And though his family now lives 40 minutes away in the east suburbs, he gets to see them regularly, so much so that his mom texted him to come by the house after he tweeted that he was looking for something to do one night.
With the move made and his Penn State past behind him, the work of proving himself as a quarterback has begun for Jones.
He is one of six quarterbacks on the team's roster (not all of whom will be eligible this season) and his primary competition will likely come from sophomore Derik Abbott, who appeared in one game last season.
Head coach Joe Walton has been mum on who the starter will be, but he lauded the play of Jones, who many at Robert Morris feel they are fortunate to have.
"I'm surprised they didn't work with him a little longer [at Penn State], then if they wanted to make that decision, they could have made it a little bit later," Walton said. "He's certainly a Division I caliber kid, there's no doubt about that."

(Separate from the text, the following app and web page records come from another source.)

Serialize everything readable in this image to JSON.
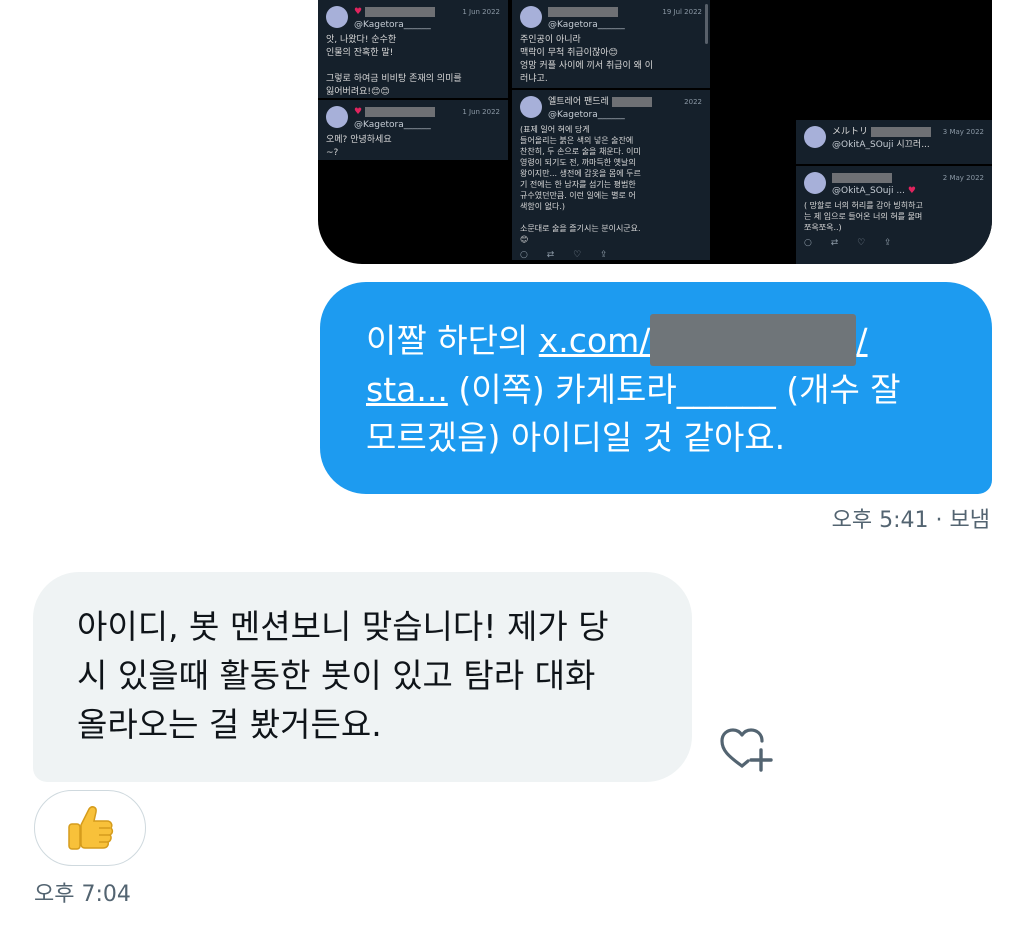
{
  "thread_image": {
    "cards": [
      {
        "date": "1 Jun 2022",
        "handle": "@Kagetora______",
        "text": "앗, 나왔다! 순수한\n인물의 잔혹한 말!\n\n그렇로 하여금 비비탕 존재의 의미를\n잃어버려요!😊😊"
      },
      {
        "date": "1 Jun 2022",
        "handle": "@Kagetora______",
        "text": "오메? 안녕하세요\n~?"
      },
      {
        "date": "19 Jul 2022",
        "handle": "@Kagetora______",
        "text": "주인공이 아니라\n맥락이 무척 취급이잖아😊\n엉망 커플 사이에 끼서 취급이 왜 이\n러냐고."
      },
      {
        "date": "2022",
        "name": "엘트레어 팬드레",
        "handle": "@Kagetora______",
        "text": "(표제 일어 혀에 당게\n들어올리는 붉은 색의 넣은 술잔에\n찬찬히, 두 손으로 술을 채운다. 이미\n영령이 되기도 전, 까마득한 옛날의\n왕이지만... 생전에 갑옷을 몸에 두르\n기 전에는 한 남자를 섬기는 평범한\n규수였던만큼. 이런 일에는 별로 어\n색함이 없다.)\n\n소문대로 술을 즐기시는 분이시군요.\n😊"
      },
      {
        "date": "3 May 2022",
        "name": "メルトリ",
        "handle": "@OkitA_SOuji",
        "text": "시끄러..."
      },
      {
        "date": "2 May 2022",
        "handle": "@OkitA_SOuji ...",
        "text": "( 망할로 너의 허리를 감아 빙히하고\n는 제 입으로 들어온 너의 혀를 물며\n쪼옥쪼옥..)"
      }
    ]
  },
  "sent_message": {
    "line1_prefix": "이짤 하단의 ",
    "link_start": "x.com/",
    "link_end": "/",
    "link_line2": "sta...",
    "line2_rest": " (이쪽) 카게토라______ (개수 잘",
    "line3": "모르겠음) 아이디일 것 같아요.",
    "time": "오후 5:41",
    "status": "· 보냄"
  },
  "received_message": {
    "line1": "아이디, 봇 멘션보니 맞습니다! 제가 당",
    "line2": "시 있을때 활동한 봇이 있고 탐라 대화",
    "line3": "올라오는 걸 봤거든요.",
    "reaction_emoji": "👍",
    "time": "오후 7:04"
  },
  "icons": {
    "react": "heart-plus-icon",
    "thumbs": "thumbs-up-icon"
  },
  "colors": {
    "sent_bubble": "#1d9bf0",
    "received_bubble": "#eff3f4",
    "meta_text": "#536471",
    "image_bg": "#000000",
    "card_bg": "#15202b"
  }
}
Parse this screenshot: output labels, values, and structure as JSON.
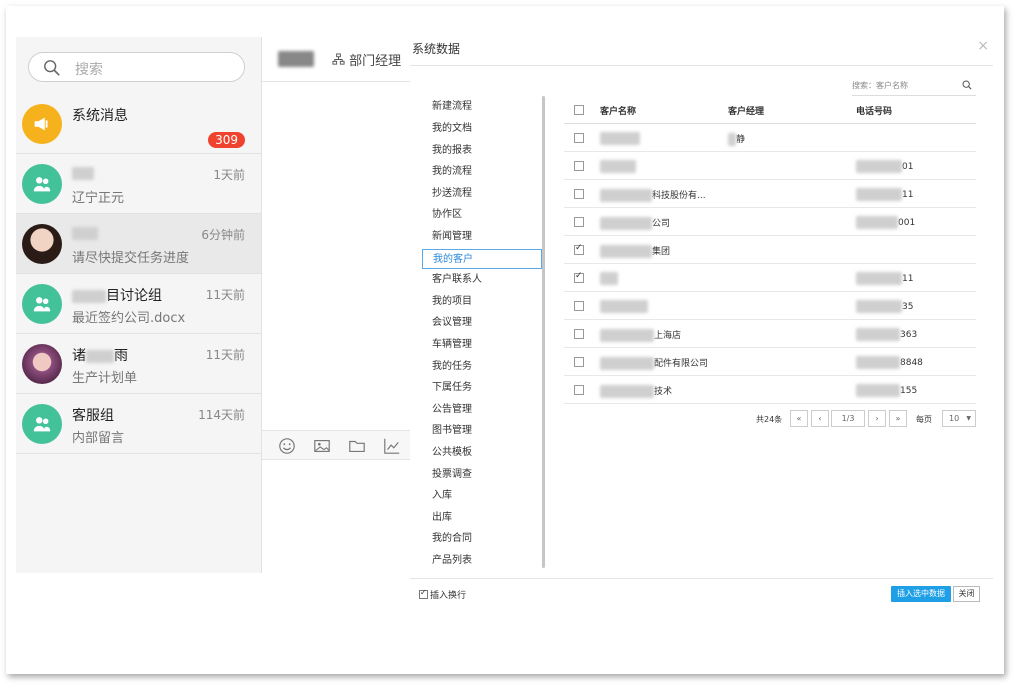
{
  "left": {
    "search_placeholder": "搜索",
    "chats": [
      {
        "name": "系统消息",
        "message": "",
        "time": "",
        "badge": "309"
      },
      {
        "name": "",
        "message": "辽宁正元",
        "time": "1天前"
      },
      {
        "name": "",
        "message": "请尽快提交任务进度",
        "time": "6分钟前"
      },
      {
        "name": "目讨论组",
        "message": "最近签约公司.docx",
        "time": "11天前"
      },
      {
        "name": "诸",
        "name_suffix": "雨",
        "message": "生产计划单",
        "time": "11天前"
      },
      {
        "name": "客服组",
        "message": "内部留言",
        "time": "114天前"
      }
    ]
  },
  "chat_header": {
    "name_prefix": "",
    "role": "部门经理"
  },
  "dialog": {
    "title": "系统数据",
    "close": "×",
    "search_label": "搜索：客户名称",
    "nav": [
      "新建流程",
      "我的文档",
      "我的报表",
      "我的流程",
      "抄送流程",
      "协作区",
      "新闻管理",
      "我的客户",
      "客户联系人",
      "我的项目",
      "会议管理",
      "车辆管理",
      "我的任务",
      "下属任务",
      "公告管理",
      "图书管理",
      "公共模板",
      "投票调查",
      "入库",
      "出库",
      "我的合同",
      "产品列表"
    ],
    "active_nav": "我的客户",
    "columns": [
      "客户名称",
      "客户经理",
      "电话号码"
    ],
    "rows": [
      {
        "name": "",
        "manager": "静",
        "phone": "",
        "checked": false
      },
      {
        "name": "",
        "manager": "",
        "phone": "01",
        "checked": false
      },
      {
        "name": "科技股份有...",
        "manager": "",
        "phone": "11",
        "checked": false
      },
      {
        "name": "公司",
        "manager": "",
        "phone": "001",
        "checked": false
      },
      {
        "name": "集团",
        "manager": "",
        "phone": "",
        "checked": true
      },
      {
        "name": "",
        "manager": "",
        "phone": "11",
        "checked": true
      },
      {
        "name": "",
        "manager": "",
        "phone": "35",
        "checked": false
      },
      {
        "name": "上海店",
        "manager": "",
        "phone": "363",
        "checked": false
      },
      {
        "name": "配件有限公司",
        "manager": "",
        "phone": "8848",
        "checked": false
      },
      {
        "name": "技术",
        "manager": "",
        "phone": "155",
        "checked": false
      }
    ],
    "pager": {
      "total": "共24条",
      "page": "1/3",
      "per_page_label": "每页",
      "per_page": "10",
      "first": "«",
      "prev": "‹",
      "next": "›",
      "last": "»"
    },
    "footer": {
      "insert_newline": "插入换行",
      "insert_selected": "插入选中数据",
      "close": "关闭"
    }
  }
}
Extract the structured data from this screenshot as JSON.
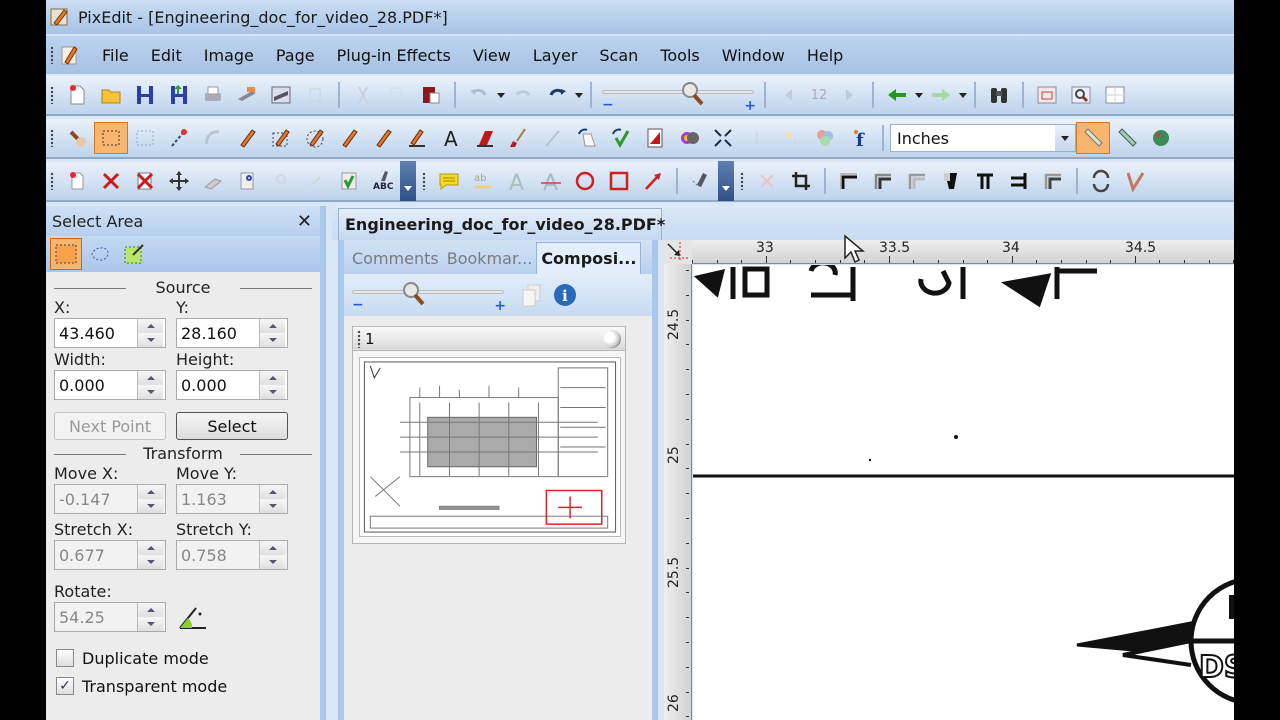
{
  "window": {
    "title": "PixEdit - [Engineering_doc_for_video_28.PDF*]"
  },
  "menu": {
    "items": [
      "File",
      "Edit",
      "Image",
      "Page",
      "Plug-in Effects",
      "View",
      "Layer",
      "Scan",
      "Tools",
      "Window",
      "Help"
    ]
  },
  "toolbar1": {
    "icons": [
      "new-document-icon",
      "open-folder-icon",
      "save-icon",
      "save-as-icon",
      "print-icon",
      "scan-icon",
      "acquire-icon",
      "paste-disabled-icon",
      "cut-icon",
      "copy-icon",
      "paste-icon",
      "undo-icon",
      "undo-repeat-icon",
      "redo-icon",
      "zoom-slider",
      "previous-page-icon",
      "next-page-icon",
      "back-icon",
      "forward-icon",
      "find-icon",
      "view-window-icon",
      "magnify-window-icon",
      "thumbnail-view-icon"
    ],
    "page_number": "12",
    "zoom_level_fraction": 0.62
  },
  "toolbar2": {
    "units": {
      "selected": "Inches"
    }
  },
  "toolbar3": {
    "text_tool_label_a": "A",
    "text_tool_label_b": "A"
  },
  "select_area": {
    "title": "Select Area",
    "close_label": "✕",
    "source": {
      "title": "Source",
      "x_label": "X:",
      "x_value": "43.460",
      "y_label": "Y:",
      "y_value": "28.160",
      "width_label": "Width:",
      "width_value": "0.000",
      "height_label": "Height:",
      "height_value": "0.000"
    },
    "buttons": {
      "next_point": "Next Point",
      "select": "Select"
    },
    "transform": {
      "title": "Transform",
      "move_x_label": "Move X:",
      "move_x_value": "-0.147",
      "move_y_label": "Move Y:",
      "move_y_value": "1.163",
      "stretch_x_label": "Stretch X:",
      "stretch_x_value": "0.677",
      "stretch_y_label": "Stretch Y:",
      "stretch_y_value": "0.758",
      "rotate_label": "Rotate:",
      "rotate_value": "54.25"
    },
    "options": {
      "duplicate_mode": {
        "label": "Duplicate mode",
        "checked": false
      },
      "transparent_mode": {
        "label": "Transparent mode",
        "checked": true
      }
    }
  },
  "document": {
    "tab_label": "Engineering_doc_for_video_28.PDF*"
  },
  "composition_panel": {
    "tabs": [
      {
        "label": "Comments",
        "active": false
      },
      {
        "label": "Bookmar...",
        "active": false
      },
      {
        "label": "Composi...",
        "active": true
      }
    ],
    "zoom_minus": "−",
    "zoom_plus": "+",
    "page_card": {
      "page_number": "1"
    }
  },
  "rulers": {
    "units": "inches",
    "horizontal_labels": [
      "33",
      "33.5",
      "34",
      "34.5"
    ],
    "vertical_labels": [
      "24.5",
      "25",
      "25.5",
      "26"
    ]
  },
  "colors": {
    "accent_active": "#f9b46e",
    "panel_border": "#a9c8ec",
    "selection_box": "#e02020"
  }
}
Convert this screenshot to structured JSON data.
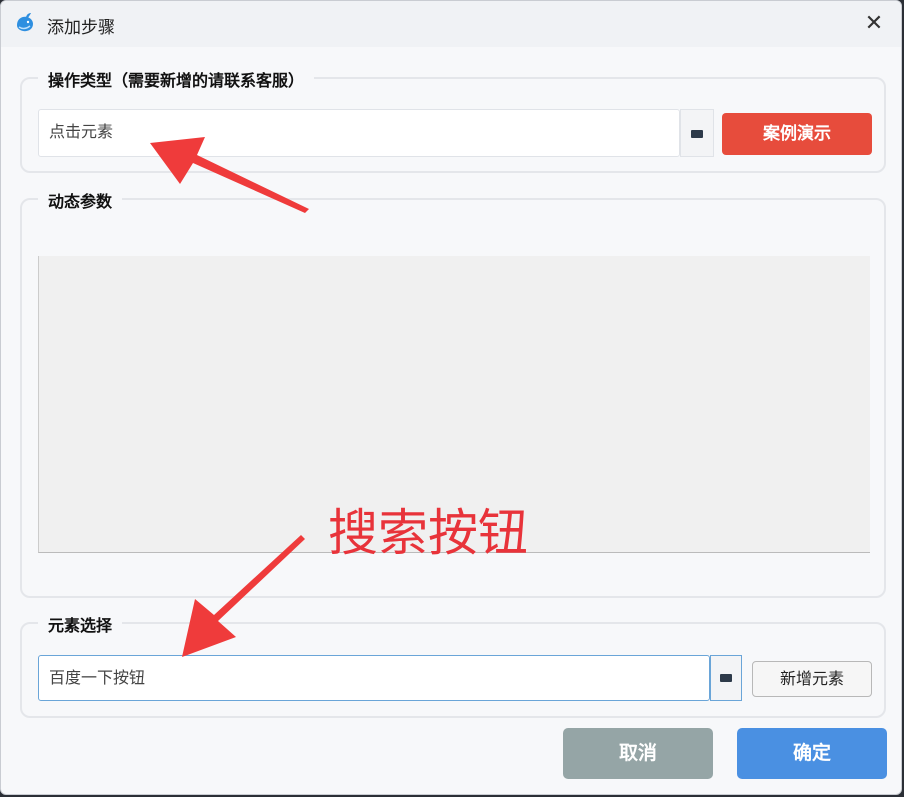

Looking at Jones and his pedigree, a natural question arises -- will he stay for long or is Robert Morris simply a stopover, a temporary audition to get back to the Division I-A level? If he has an outstanding junior season, will he go elsewhere to play for a year and showcase his talent for professional teams?
For Jones, the answer is simple -- where he is now is where he will remain. It was a feeling that brought him to Moon Township, the conviction that he is a quarterback, and it is one that guides him as he continues his career three hours west of the bright lights of Beaver Stadium.
"This will be my home," Jones said. "I love it here, I love my teammates. I have confidence in the coaches here and I just think it's a good fit."
Craig Meyer: email@example.com and Twitter @CraigMeyerPG